Segment Start: The records
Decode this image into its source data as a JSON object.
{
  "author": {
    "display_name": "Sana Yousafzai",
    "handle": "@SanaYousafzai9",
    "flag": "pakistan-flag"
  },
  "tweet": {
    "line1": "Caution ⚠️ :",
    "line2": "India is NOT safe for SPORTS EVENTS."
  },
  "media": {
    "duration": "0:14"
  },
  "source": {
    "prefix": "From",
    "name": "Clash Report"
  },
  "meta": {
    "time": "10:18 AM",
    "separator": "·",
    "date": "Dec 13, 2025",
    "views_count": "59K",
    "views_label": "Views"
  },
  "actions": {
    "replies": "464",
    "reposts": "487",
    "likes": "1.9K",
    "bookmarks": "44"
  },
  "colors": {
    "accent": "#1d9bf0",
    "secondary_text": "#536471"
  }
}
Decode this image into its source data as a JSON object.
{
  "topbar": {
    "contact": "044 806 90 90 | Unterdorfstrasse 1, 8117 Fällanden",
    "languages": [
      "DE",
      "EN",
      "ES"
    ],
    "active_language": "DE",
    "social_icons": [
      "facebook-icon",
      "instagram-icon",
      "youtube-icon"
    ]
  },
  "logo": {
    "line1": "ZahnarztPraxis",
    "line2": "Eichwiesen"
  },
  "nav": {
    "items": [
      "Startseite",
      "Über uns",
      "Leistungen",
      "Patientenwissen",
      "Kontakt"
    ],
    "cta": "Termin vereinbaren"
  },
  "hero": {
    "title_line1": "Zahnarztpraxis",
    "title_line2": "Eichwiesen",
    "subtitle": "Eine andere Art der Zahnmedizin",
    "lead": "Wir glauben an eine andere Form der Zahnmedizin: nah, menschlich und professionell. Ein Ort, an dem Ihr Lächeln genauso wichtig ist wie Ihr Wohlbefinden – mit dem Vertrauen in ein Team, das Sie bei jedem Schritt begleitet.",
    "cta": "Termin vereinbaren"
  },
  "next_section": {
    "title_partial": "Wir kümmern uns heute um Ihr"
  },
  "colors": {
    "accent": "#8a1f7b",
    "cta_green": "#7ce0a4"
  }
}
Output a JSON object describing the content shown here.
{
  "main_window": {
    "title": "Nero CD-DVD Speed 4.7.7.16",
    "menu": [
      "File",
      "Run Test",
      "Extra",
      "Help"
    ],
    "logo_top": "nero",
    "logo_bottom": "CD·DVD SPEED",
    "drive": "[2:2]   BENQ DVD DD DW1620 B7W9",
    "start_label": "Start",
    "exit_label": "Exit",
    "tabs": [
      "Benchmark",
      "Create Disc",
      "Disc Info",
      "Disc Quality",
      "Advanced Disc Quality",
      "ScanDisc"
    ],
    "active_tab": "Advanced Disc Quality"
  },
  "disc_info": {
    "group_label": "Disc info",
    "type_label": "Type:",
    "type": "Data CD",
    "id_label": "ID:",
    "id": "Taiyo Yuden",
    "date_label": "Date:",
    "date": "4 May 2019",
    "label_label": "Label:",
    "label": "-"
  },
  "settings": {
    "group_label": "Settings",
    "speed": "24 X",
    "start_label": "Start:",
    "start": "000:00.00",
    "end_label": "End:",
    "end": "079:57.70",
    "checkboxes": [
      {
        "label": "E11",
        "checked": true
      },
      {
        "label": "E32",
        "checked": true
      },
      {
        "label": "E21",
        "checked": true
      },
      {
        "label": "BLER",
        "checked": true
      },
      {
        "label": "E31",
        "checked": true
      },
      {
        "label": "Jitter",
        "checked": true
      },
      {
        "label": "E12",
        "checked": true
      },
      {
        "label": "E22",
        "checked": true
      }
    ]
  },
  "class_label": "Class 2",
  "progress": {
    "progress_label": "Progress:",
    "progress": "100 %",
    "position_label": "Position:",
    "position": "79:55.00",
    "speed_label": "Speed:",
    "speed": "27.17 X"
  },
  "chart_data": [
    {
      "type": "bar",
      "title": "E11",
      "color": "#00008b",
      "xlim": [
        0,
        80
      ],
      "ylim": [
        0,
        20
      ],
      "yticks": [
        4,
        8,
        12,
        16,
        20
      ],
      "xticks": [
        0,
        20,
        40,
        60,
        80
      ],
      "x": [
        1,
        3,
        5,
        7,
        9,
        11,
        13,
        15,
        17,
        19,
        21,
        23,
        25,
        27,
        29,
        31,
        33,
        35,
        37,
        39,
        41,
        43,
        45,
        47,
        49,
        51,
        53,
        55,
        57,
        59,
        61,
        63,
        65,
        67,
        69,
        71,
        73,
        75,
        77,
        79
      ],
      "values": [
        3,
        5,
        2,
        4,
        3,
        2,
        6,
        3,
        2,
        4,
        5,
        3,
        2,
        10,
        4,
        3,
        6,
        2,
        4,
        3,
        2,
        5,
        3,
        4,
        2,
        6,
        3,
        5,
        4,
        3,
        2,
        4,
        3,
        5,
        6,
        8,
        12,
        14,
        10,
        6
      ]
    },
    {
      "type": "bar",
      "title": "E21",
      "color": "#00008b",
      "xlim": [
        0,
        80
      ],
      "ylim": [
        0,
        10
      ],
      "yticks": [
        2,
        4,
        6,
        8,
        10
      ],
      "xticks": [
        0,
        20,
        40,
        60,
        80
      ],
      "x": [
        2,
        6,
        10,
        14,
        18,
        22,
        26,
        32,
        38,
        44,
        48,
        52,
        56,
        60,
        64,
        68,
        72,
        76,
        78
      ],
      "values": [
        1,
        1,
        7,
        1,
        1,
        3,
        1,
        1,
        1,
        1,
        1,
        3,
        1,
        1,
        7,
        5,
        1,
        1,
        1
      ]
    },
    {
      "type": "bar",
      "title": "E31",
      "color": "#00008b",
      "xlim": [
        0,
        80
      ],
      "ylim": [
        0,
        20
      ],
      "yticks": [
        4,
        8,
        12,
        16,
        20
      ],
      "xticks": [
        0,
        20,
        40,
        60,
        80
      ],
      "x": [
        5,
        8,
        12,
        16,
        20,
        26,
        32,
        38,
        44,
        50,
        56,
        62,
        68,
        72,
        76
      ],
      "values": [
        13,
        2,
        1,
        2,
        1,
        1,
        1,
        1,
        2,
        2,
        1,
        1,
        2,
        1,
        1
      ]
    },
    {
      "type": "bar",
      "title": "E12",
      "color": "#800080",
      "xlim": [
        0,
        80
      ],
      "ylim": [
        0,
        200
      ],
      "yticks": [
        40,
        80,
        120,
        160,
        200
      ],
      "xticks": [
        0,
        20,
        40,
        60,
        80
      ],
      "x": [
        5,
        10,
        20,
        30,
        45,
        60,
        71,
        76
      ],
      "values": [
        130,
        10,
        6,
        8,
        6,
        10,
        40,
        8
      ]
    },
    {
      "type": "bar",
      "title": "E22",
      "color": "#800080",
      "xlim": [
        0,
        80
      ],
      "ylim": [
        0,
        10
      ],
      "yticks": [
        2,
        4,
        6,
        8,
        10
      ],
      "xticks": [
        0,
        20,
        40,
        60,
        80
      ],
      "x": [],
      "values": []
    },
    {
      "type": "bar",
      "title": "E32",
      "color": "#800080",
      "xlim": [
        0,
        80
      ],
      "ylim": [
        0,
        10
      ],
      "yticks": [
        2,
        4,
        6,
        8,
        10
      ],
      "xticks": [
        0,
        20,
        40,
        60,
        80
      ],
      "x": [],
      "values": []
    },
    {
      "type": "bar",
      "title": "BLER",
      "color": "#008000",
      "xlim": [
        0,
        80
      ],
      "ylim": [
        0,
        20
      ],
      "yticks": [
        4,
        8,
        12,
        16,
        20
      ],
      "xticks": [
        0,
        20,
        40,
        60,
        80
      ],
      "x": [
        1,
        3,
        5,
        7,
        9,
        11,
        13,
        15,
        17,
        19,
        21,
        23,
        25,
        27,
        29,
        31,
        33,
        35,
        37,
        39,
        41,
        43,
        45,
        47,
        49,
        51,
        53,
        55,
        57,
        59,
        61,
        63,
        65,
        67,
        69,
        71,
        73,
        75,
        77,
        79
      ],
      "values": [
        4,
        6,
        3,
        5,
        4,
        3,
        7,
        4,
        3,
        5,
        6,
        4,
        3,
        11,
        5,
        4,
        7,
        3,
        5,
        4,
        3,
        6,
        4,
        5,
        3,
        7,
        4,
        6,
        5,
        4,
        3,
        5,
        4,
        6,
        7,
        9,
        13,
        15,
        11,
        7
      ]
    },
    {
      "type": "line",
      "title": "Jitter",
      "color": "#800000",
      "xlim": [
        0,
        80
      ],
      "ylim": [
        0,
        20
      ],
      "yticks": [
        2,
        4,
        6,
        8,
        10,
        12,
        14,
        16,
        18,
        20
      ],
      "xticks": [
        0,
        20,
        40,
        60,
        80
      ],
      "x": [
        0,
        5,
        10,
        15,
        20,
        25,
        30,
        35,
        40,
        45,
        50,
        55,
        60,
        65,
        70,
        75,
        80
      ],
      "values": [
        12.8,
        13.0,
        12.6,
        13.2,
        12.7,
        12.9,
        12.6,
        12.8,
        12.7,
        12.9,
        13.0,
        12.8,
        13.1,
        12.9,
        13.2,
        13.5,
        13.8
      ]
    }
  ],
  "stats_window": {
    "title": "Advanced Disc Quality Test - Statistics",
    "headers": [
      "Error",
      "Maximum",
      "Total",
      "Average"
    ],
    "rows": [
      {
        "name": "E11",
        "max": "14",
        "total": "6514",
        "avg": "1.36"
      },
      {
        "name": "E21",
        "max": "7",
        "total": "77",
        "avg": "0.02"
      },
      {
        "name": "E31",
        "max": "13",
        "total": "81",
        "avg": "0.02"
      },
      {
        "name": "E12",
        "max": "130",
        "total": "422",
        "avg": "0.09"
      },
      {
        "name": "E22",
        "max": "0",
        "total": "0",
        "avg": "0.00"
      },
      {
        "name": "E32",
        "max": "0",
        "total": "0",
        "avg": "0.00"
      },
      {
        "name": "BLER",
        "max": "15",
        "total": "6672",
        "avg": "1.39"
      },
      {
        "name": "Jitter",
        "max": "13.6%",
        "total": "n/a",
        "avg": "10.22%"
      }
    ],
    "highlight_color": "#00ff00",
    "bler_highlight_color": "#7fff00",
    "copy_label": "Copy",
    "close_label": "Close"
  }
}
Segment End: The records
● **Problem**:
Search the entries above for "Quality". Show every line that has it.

● **Output of the task**:
      "Disc Quality",
      "Advanced Disc Quality",
    "active_tab": "Advanced Disc Quality"
    "title": "Advanced Disc Quality Test - Statistics",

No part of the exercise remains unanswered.